The former president of Ghana has recently adopted an intriguing stance in our body politics. Perhaps strategically, he does not want to appear to be undecided when it comes to issues of national importance. He has opted to offer commentary on current events affecting the nation. Mahama has so far offered his opinions on the galamsey and corruption wars as well as other developmental challenges. All in all, the former President has chosen to criticize Akuffo Addo for his failure to lead the country to prosperity.
What worries me is the former president's unusual ambition to seize back power soon to improve Ghana's economic predicament. He is heard making promises while in opposition, even though he has not yet been chosen to lead his party. I believe that going into the elections in 2024, the former president already sees himself as the NDC's leader.
Although I have no issues with the former president, I'm puzzled about his fervent desire to recapture Ghana. For a former leader who was given the chance to lead the nation, isn't it getting to be too much or agonizing? Isn't it ridiculous that the former leader, who has held positions of authority before, keeps repeating, "I WILL," "I WILL," etc.? In light of the NPP's promises to the Ghanaian people of better things, NDC is making a valiant effort to lay the blame at their feet. Sadly, the NDC is pretending they have no significant association with the issues Ghanaians are currently experiencing. Having alternately dominated the nation for more than 20 years, Ghana's economic problems hang over the heads of both the NDC and the NPP.

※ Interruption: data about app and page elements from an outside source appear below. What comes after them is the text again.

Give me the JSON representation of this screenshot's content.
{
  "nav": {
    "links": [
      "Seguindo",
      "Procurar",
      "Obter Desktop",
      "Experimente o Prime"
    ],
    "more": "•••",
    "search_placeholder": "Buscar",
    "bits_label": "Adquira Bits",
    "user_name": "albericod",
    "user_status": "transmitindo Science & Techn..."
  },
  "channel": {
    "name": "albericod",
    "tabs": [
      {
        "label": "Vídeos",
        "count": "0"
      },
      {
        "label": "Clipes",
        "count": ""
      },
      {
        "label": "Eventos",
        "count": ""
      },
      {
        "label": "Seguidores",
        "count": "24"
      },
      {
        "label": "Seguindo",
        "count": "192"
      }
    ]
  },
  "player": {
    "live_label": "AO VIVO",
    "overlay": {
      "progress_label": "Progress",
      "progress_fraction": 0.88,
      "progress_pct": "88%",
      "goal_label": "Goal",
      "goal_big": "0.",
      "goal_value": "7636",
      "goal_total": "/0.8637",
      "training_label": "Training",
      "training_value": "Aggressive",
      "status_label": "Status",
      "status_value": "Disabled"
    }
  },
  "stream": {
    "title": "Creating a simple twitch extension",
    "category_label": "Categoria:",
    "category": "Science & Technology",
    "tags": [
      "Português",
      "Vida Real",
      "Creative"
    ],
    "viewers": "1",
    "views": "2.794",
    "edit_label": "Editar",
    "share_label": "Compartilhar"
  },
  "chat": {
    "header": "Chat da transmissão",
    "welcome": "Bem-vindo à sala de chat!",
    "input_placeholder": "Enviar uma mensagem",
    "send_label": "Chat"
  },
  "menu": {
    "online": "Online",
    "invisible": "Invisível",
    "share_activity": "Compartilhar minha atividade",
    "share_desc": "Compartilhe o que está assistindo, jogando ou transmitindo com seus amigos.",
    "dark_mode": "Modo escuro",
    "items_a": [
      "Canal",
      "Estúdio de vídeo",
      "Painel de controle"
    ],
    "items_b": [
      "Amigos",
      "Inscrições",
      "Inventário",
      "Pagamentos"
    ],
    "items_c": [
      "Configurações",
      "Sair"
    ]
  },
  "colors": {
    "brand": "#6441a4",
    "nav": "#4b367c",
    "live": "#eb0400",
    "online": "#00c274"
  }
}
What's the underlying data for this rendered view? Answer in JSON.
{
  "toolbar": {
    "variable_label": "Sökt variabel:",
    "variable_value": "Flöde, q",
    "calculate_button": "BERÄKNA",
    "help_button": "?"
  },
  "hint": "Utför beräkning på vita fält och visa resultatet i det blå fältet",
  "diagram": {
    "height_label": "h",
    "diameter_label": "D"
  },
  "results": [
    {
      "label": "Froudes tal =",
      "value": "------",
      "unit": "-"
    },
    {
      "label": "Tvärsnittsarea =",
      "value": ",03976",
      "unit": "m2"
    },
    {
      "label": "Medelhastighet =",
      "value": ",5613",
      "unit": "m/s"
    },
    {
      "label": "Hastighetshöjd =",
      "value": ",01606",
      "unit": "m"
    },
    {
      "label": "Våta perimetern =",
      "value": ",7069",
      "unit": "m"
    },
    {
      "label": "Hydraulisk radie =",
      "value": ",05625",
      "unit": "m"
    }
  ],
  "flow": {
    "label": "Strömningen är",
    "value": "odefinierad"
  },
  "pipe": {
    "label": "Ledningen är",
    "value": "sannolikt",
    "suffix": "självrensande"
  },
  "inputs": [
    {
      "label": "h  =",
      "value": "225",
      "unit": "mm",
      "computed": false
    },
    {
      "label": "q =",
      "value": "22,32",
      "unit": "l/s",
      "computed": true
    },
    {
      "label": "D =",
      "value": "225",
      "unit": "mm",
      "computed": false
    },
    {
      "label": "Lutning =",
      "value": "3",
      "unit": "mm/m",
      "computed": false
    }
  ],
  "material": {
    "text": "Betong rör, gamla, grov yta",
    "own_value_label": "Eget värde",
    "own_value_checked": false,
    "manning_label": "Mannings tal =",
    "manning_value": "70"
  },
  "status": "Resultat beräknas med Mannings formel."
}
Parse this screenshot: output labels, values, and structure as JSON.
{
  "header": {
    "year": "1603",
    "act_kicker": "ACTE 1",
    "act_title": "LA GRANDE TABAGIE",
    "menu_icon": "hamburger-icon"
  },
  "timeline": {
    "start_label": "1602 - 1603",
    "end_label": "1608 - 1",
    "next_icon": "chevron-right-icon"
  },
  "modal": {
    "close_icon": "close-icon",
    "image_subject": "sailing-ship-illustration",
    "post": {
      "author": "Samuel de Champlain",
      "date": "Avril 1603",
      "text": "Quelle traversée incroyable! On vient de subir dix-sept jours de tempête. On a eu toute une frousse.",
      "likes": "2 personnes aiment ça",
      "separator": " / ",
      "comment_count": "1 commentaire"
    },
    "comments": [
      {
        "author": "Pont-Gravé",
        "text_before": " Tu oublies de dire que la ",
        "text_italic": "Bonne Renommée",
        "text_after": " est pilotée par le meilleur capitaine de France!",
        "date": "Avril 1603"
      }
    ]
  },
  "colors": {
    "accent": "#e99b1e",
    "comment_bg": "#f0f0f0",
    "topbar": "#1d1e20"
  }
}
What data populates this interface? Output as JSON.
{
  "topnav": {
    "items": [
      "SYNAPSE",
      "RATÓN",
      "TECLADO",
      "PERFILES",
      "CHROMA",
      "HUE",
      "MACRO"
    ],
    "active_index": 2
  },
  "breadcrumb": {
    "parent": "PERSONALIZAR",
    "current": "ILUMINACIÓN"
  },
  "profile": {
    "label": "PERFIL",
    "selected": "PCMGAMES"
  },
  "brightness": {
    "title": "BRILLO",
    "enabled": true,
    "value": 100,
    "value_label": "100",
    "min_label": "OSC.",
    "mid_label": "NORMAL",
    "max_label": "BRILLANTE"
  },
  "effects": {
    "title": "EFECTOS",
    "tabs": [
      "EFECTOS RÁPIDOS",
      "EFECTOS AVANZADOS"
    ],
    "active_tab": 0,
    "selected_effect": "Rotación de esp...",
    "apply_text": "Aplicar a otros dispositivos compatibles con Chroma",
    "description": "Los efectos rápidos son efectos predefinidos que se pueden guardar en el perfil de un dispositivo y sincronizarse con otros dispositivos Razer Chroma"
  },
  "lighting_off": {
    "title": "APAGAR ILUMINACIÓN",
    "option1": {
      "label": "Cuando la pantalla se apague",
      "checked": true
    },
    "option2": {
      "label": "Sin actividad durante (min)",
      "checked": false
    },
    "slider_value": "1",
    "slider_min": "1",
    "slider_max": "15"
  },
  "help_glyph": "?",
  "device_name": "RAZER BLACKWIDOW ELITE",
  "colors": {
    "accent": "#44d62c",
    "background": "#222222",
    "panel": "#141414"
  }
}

What therefore gives Mahama the impression that he is in a better position than Akuffo Addo and the NPP? The NDC had the chance to dominate Ghana, but instead, they made everything worse economically. They are currently capitalizing on NPP's errors to opine and assert that they are the greatest or have superior ideas for Ghana. Ghana's economic building blocks have a similar appearance, hence the value is unchanged. The level of desperation on the former President's face alone constitutes political suicide. The NDC should not make the false claim that Ghana's problems just began four years ago in whatsoever fashion. Mahama should also keep in mind that he has held the office of the president before and does not have any justifications for appearing to be ignorant of the current economic difficulties.
Ghana seeks leaders who would alter the narrative and raise the people's expectations from their current predicament. Regarding the NDC and their Mahama, they have yet to demonstrate why Ghana can rely on them to alter this narrative. Mahama must show patience and reflect on his errors before coming to us and explaining how different he has changed from this degree of wantonness.
Demographer/Human Rights Activist/Educator/Social Commentator